This Tweet from my friend Nicholas Lovell got me thinking about the changing dynamics of starting companies generally:
RT @LewieP: It is easier to make a game so more people make a game so it is harder to sell a game. <- this is something many miss.
— Nicholas Lovell (@nicholaslovell) April 9, 2014
Just as it is getting easier to make games so it is getting easier to start companies. Both the amount of money required and the depth of skills required have fallen precipitously, the first driven by open source software and cloud computing and the second by the improving quality of tools, services and advice available to entrepreneurs. (Note building a successful company is still very difficult, it is just the starting that is getting easier.)
As with games the result is that increasing numbers of companies are started each year.
As with games that makes it harder to stand out from the crowd.
The keys to standing out from the crowd are to have a great idea, to execute well and to generate momentum. Early adopters, investors, and the press are always looking for hot new companies that exhibit these characteristics and they have good systems to find them. However, because the number of startups is increasing the bandwidth available to look at each one is declining making it harder for companies to get anyone to take a second look if their execution and/or momentum falters.
Hence it is increasingly important to execute right first time.

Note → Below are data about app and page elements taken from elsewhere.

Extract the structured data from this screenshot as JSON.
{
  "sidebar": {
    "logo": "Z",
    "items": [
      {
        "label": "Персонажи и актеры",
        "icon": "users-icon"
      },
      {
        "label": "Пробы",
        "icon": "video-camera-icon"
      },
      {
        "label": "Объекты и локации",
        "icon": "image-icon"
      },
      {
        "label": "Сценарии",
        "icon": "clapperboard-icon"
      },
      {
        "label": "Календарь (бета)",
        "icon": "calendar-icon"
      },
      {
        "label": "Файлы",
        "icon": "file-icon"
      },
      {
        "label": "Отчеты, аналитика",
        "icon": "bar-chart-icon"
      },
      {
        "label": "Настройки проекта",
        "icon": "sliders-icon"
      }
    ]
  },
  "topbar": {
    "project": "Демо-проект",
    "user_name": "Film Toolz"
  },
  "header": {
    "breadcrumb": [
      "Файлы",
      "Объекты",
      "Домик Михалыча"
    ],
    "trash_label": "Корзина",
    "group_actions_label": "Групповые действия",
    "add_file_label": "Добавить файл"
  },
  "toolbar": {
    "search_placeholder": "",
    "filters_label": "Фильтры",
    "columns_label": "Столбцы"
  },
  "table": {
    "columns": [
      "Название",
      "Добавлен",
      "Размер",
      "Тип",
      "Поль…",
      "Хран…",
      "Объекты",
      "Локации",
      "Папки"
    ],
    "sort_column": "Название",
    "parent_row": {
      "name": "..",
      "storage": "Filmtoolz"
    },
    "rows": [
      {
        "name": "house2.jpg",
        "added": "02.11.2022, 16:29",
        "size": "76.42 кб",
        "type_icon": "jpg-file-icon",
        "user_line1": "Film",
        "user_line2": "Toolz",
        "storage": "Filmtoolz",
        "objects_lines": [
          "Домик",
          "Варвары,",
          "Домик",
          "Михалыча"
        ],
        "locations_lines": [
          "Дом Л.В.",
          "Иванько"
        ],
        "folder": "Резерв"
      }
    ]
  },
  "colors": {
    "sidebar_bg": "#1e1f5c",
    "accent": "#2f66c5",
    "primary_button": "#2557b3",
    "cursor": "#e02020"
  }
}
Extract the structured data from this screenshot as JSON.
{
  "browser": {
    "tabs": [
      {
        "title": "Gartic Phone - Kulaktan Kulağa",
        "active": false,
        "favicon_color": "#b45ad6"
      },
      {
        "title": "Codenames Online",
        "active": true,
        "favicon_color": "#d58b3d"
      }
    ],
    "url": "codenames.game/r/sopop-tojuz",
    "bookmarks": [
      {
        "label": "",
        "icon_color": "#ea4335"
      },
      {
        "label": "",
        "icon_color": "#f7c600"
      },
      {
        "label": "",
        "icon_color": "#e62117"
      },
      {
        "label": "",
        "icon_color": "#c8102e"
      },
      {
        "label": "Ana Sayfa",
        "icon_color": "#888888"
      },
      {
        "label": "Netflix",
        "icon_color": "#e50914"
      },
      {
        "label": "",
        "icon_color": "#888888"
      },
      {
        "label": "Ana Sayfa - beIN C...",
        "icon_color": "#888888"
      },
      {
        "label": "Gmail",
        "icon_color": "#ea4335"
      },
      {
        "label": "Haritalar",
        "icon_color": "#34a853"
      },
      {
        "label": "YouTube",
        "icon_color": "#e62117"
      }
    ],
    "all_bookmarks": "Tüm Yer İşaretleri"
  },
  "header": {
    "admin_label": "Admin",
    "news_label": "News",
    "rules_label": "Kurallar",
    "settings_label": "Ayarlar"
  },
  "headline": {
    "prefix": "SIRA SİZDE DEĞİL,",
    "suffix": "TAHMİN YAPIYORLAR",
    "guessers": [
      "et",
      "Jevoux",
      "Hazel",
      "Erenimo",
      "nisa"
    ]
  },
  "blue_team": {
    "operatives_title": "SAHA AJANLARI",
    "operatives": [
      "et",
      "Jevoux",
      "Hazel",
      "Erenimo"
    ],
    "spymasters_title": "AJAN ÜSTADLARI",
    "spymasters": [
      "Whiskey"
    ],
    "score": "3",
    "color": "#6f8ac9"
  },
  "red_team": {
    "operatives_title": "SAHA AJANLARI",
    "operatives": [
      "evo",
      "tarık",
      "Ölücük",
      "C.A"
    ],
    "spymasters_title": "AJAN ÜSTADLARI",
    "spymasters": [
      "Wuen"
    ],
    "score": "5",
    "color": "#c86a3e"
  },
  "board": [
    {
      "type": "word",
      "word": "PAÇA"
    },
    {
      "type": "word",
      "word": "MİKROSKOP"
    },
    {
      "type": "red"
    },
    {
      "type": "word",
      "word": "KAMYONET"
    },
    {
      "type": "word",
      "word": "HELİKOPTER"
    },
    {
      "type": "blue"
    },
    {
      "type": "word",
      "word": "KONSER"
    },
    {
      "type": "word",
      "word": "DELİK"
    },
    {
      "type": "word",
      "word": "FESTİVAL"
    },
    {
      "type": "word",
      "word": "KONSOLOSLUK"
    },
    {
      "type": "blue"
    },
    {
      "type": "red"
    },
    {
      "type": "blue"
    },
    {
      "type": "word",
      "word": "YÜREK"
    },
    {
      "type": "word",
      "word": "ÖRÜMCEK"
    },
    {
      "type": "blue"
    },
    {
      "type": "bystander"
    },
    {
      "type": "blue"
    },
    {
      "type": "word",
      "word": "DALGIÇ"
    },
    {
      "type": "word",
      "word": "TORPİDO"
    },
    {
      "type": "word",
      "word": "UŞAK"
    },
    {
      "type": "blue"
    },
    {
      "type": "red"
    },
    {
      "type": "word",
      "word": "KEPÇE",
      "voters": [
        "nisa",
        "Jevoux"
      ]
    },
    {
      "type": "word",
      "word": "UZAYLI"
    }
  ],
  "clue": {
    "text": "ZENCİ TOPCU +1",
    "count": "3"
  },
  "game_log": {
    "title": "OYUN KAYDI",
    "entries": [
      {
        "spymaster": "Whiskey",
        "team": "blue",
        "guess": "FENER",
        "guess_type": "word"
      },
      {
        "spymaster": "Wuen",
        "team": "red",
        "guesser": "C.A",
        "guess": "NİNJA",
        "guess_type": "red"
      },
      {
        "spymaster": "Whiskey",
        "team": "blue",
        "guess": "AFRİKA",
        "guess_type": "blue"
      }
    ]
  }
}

(Side note: experimentation and failure are part of good execution in a modern startup so long as the experiments are thoughtful and learning driven.)